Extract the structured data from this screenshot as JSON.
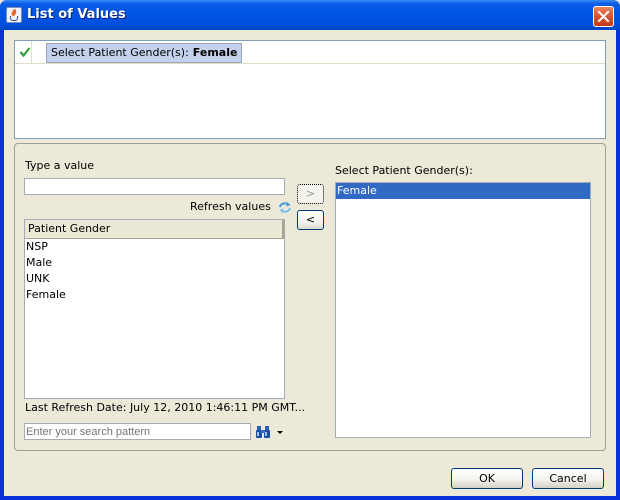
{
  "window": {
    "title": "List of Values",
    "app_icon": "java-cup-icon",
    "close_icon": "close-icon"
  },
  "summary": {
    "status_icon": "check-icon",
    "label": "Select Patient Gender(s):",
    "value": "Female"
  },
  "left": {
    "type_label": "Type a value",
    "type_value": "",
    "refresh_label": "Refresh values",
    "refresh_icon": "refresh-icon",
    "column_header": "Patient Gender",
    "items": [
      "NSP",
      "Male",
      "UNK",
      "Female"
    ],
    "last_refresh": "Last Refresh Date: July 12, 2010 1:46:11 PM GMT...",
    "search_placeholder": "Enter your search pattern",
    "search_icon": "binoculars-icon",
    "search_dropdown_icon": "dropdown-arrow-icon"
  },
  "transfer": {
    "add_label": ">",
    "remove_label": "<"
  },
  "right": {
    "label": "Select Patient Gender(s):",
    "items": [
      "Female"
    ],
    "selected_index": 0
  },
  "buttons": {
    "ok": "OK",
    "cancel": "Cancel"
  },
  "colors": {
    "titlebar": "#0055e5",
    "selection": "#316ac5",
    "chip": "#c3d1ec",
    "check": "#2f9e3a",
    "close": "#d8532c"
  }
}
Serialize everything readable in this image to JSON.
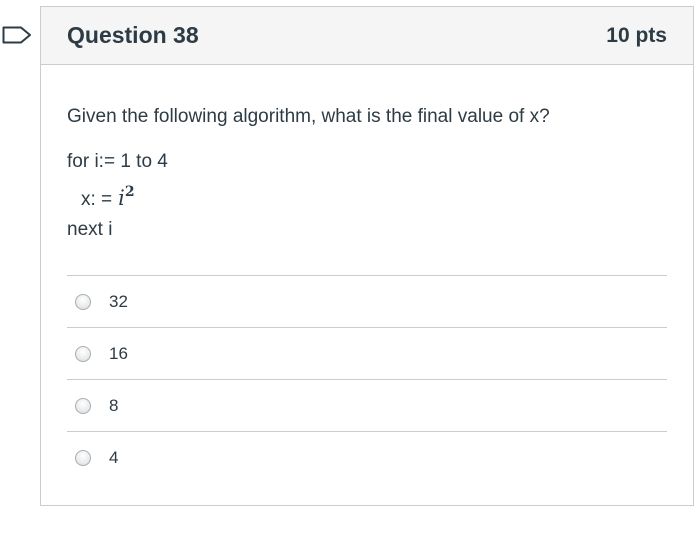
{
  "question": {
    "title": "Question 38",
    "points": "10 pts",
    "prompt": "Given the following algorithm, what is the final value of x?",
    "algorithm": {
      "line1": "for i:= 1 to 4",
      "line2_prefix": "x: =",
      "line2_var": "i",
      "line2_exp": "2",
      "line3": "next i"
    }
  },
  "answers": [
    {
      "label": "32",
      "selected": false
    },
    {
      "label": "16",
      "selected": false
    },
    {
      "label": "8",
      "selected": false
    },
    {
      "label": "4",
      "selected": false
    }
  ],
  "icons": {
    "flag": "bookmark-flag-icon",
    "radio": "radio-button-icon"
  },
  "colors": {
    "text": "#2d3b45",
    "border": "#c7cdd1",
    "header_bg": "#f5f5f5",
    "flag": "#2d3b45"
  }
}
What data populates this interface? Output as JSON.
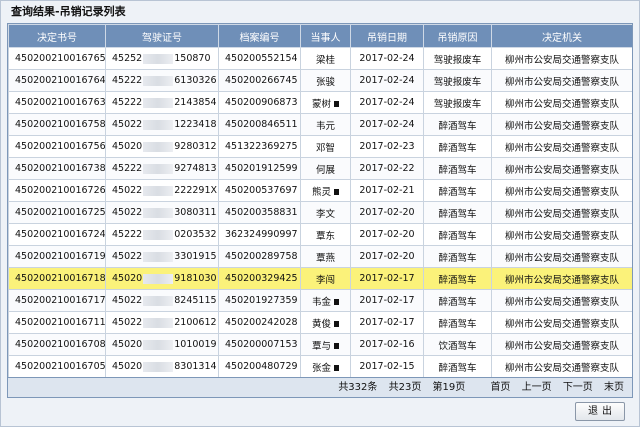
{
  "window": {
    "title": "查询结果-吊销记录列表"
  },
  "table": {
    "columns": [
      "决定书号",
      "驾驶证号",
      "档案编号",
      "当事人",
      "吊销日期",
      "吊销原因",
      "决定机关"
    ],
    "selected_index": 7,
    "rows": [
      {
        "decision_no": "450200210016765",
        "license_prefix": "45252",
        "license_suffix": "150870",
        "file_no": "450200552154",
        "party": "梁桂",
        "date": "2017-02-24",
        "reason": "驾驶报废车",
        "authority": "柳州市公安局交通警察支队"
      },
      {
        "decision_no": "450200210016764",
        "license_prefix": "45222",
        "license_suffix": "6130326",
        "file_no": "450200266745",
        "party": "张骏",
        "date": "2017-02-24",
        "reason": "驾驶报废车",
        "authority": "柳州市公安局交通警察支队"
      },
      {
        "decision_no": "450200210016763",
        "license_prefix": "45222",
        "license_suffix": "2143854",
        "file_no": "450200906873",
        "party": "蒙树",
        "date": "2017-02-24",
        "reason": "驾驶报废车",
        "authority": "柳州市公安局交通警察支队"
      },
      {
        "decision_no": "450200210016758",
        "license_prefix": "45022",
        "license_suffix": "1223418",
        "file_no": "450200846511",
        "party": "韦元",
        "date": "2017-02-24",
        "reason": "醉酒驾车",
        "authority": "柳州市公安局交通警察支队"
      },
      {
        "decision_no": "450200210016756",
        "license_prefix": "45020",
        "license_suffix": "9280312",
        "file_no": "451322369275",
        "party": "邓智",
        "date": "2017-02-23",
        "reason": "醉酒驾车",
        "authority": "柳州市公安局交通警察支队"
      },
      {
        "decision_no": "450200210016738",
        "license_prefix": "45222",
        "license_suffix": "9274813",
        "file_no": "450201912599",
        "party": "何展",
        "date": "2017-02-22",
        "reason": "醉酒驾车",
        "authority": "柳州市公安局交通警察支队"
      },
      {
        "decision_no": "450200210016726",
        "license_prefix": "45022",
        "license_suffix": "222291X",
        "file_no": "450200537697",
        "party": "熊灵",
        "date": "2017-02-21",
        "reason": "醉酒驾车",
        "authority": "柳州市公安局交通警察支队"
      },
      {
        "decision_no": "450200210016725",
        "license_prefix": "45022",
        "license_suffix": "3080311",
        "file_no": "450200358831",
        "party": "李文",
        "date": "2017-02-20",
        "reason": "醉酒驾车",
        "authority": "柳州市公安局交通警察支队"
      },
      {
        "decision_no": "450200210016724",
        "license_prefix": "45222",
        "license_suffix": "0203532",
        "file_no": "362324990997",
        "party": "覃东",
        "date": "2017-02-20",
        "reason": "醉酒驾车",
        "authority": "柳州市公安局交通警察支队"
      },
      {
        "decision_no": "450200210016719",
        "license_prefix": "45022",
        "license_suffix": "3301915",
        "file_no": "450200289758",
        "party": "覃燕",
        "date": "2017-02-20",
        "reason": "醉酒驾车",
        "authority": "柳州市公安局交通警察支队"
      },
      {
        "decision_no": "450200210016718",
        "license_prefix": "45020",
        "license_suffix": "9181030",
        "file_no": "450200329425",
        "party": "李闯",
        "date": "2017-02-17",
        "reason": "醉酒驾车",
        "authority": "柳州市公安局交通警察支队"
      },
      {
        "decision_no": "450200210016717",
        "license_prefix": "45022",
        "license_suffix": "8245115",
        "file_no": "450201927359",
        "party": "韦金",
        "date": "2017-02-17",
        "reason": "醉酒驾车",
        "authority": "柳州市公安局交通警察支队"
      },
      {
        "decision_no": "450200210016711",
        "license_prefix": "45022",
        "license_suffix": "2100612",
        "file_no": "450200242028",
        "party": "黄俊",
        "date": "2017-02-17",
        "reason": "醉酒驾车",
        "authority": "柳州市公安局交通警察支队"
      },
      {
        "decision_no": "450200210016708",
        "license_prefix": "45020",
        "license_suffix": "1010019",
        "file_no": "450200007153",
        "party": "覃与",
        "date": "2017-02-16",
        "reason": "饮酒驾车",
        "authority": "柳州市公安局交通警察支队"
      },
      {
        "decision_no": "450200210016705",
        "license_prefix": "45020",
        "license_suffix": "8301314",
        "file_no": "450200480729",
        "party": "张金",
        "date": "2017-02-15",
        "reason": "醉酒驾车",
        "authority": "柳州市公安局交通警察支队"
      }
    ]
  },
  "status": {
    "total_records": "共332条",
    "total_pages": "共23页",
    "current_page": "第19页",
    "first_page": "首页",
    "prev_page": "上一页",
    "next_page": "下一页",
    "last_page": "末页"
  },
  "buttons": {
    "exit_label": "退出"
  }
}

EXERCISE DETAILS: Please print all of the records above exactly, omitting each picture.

RESULT FOR THIS TASK:
Extract the structured data from this screenshot as JSON.
{
  "window": {
    "title": "List of Values",
    "app_icon": "java-cup-icon",
    "close_icon": "close-icon"
  },
  "summary": {
    "status_icon": "check-icon",
    "label": "Select Patient Gender(s):",
    "value": "Female"
  },
  "left": {
    "type_label": "Type a value",
    "type_value": "",
    "refresh_label": "Refresh values",
    "refresh_icon": "refresh-icon",
    "column_header": "Patient Gender",
    "items": [
      "NSP",
      "Male",
      "UNK",
      "Female"
    ],
    "last_refresh": "Last Refresh Date: July 12, 2010 1:46:11 PM GMT...",
    "search_placeholder": "Enter your search pattern",
    "search_icon": "binoculars-icon",
    "search_dropdown_icon": "dropdown-arrow-icon"
  },
  "transfer": {
    "add_label": ">",
    "remove_label": "<"
  },
  "right": {
    "label": "Select Patient Gender(s):",
    "items": [
      "Female"
    ],
    "selected_index": 0
  },
  "buttons": {
    "ok": "OK",
    "cancel": "Cancel"
  },
  "colors": {
    "titlebar": "#0055e5",
    "selection": "#316ac5",
    "chip": "#c3d1ec",
    "check": "#2f9e3a",
    "close": "#d8532c"
  }
}
Serialize everything readable in this image to JSON.
{
  "question": {
    "title": "Question 38",
    "points": "10 pts",
    "prompt": "Given the following algorithm, what is the final value of x?",
    "algorithm": {
      "line1": "for i:= 1 to 4",
      "line2_prefix": "x: =",
      "line2_var": "i",
      "line2_exp": "2",
      "line3": "next i"
    }
  },
  "answers": [
    {
      "label": "32",
      "selected": false
    },
    {
      "label": "16",
      "selected": false
    },
    {
      "label": "8",
      "selected": false
    },
    {
      "label": "4",
      "selected": false
    }
  ],
  "icons": {
    "flag": "bookmark-flag-icon",
    "radio": "radio-button-icon"
  },
  "colors": {
    "text": "#2d3b45",
    "border": "#c7cdd1",
    "header_bg": "#f5f5f5",
    "flag": "#2d3b45"
  }
}
What data populates this interface? Output as JSON.
{
  "window": {
    "title": "查询结果-吊销记录列表"
  },
  "table": {
    "columns": [
      "决定书号",
      "驾驶证号",
      "档案编号",
      "当事人",
      "吊销日期",
      "吊销原因",
      "决定机关"
    ],
    "selected_index": 7,
    "rows": [
      {
        "decision_no": "450200210016765",
        "license_prefix": "45252",
        "license_suffix": "150870",
        "file_no": "450200552154",
        "party": "梁桂",
        "date": "2017-02-24",
        "reason": "驾驶报废车",
        "authority": "柳州市公安局交通警察支队"
      },
      {
        "decision_no": "450200210016764",
        "license_prefix": "45222",
        "license_suffix": "6130326",
        "file_no": "450200266745",
        "party": "张骏",
        "date": "2017-02-24",
        "reason": "驾驶报废车",
        "authority": "柳州市公安局交通警察支队"
      },
      {
        "decision_no": "450200210016763",
        "license_prefix": "45222",
        "license_suffix": "2143854",
        "file_no": "450200906873",
        "party": "蒙树",
        "date": "2017-02-24",
        "reason": "驾驶报废车",
        "authority": "柳州市公安局交通警察支队"
      },
      {
        "decision_no": "450200210016758",
        "license_prefix": "45022",
        "license_suffix": "1223418",
        "file_no": "450200846511",
        "party": "韦元",
        "date": "2017-02-24",
        "reason": "醉酒驾车",
        "authority": "柳州市公安局交通警察支队"
      },
      {
        "decision_no": "450200210016756",
        "license_prefix": "45020",
        "license_suffix": "9280312",
        "file_no": "451322369275",
        "party": "邓智",
        "date": "2017-02-23",
        "reason": "醉酒驾车",
        "authority": "柳州市公安局交通警察支队"
      },
      {
        "decision_no": "450200210016738",
        "license_prefix": "45222",
        "license_suffix": "9274813",
        "file_no": "450201912599",
        "party": "何展",
        "date": "2017-02-22",
        "reason": "醉酒驾车",
        "authority": "柳州市公安局交通警察支队"
      },
      {
        "decision_no": "450200210016726",
        "license_prefix": "45022",
        "license_suffix": "222291X",
        "file_no": "450200537697",
        "party": "熊灵",
        "date": "2017-02-21",
        "reason": "醉酒驾车",
        "authority": "柳州市公安局交通警察支队"
      },
      {
        "decision_no": "450200210016725",
        "license_prefix": "45022",
        "license_suffix": "3080311",
        "file_no": "450200358831",
        "party": "李文",
        "date": "2017-02-20",
        "reason": "醉酒驾车",
        "authority": "柳州市公安局交通警察支队"
      },
      {
        "decision_no": "450200210016724",
        "license_prefix": "45222",
        "license_suffix": "0203532",
        "file_no": "362324990997",
        "party": "覃东",
        "date": "2017-02-20",
        "reason": "醉酒驾车",
        "authority": "柳州市公安局交通警察支队"
      },
      {
        "decision_no": "450200210016719",
        "license_prefix": "45022",
        "license_suffix": "3301915",
        "file_no": "450200289758",
        "party": "覃燕",
        "date": "2017-02-20",
        "reason": "醉酒驾车",
        "authority": "柳州市公安局交通警察支队"
      },
      {
        "decision_no": "450200210016718",
        "license_prefix": "45020",
        "license_suffix": "9181030",
        "file_no": "450200329425",
        "party": "李闯",
        "date": "2017-02-17",
        "reason": "醉酒驾车",
        "authority": "柳州市公安局交通警察支队"
      },
      {
        "decision_no": "450200210016717",
        "license_prefix": "45022",
        "license_suffix": "8245115",
        "file_no": "450201927359",
        "party": "韦金",
        "date": "2017-02-17",
        "reason": "醉酒驾车",
        "authority": "柳州市公安局交通警察支队"
      },
      {
        "decision_no": "450200210016711",
        "license_prefix": "45022",
        "license_suffix": "2100612",
        "file_no": "450200242028",
        "party": "黄俊",
        "date": "2017-02-17",
        "reason": "醉酒驾车",
        "authority": "柳州市公安局交通警察支队"
      },
      {
        "decision_no": "450200210016708",
        "license_prefix": "45020",
        "license_suffix": "1010019",
        "file_no": "450200007153",
        "party": "覃与",
        "date": "2017-02-16",
        "reason": "饮酒驾车",
        "authority": "柳州市公安局交通警察支队"
      },
      {
        "decision_no": "450200210016705",
        "license_prefix": "45020",
        "license_suffix": "8301314",
        "file_no": "450200480729",
        "party": "张金",
        "date": "2017-02-15",
        "reason": "醉酒驾车",
        "authority": "柳州市公安局交通警察支队"
      }
    ]
  },
  "status": {
    "total_records": "共332条",
    "total_pages": "共23页",
    "current_page": "第19页",
    "first_page": "首页",
    "prev_page": "上一页",
    "next_page": "下一页",
    "last_page": "末页"
  },
  "buttons": {
    "exit_label": "退出"
  }
}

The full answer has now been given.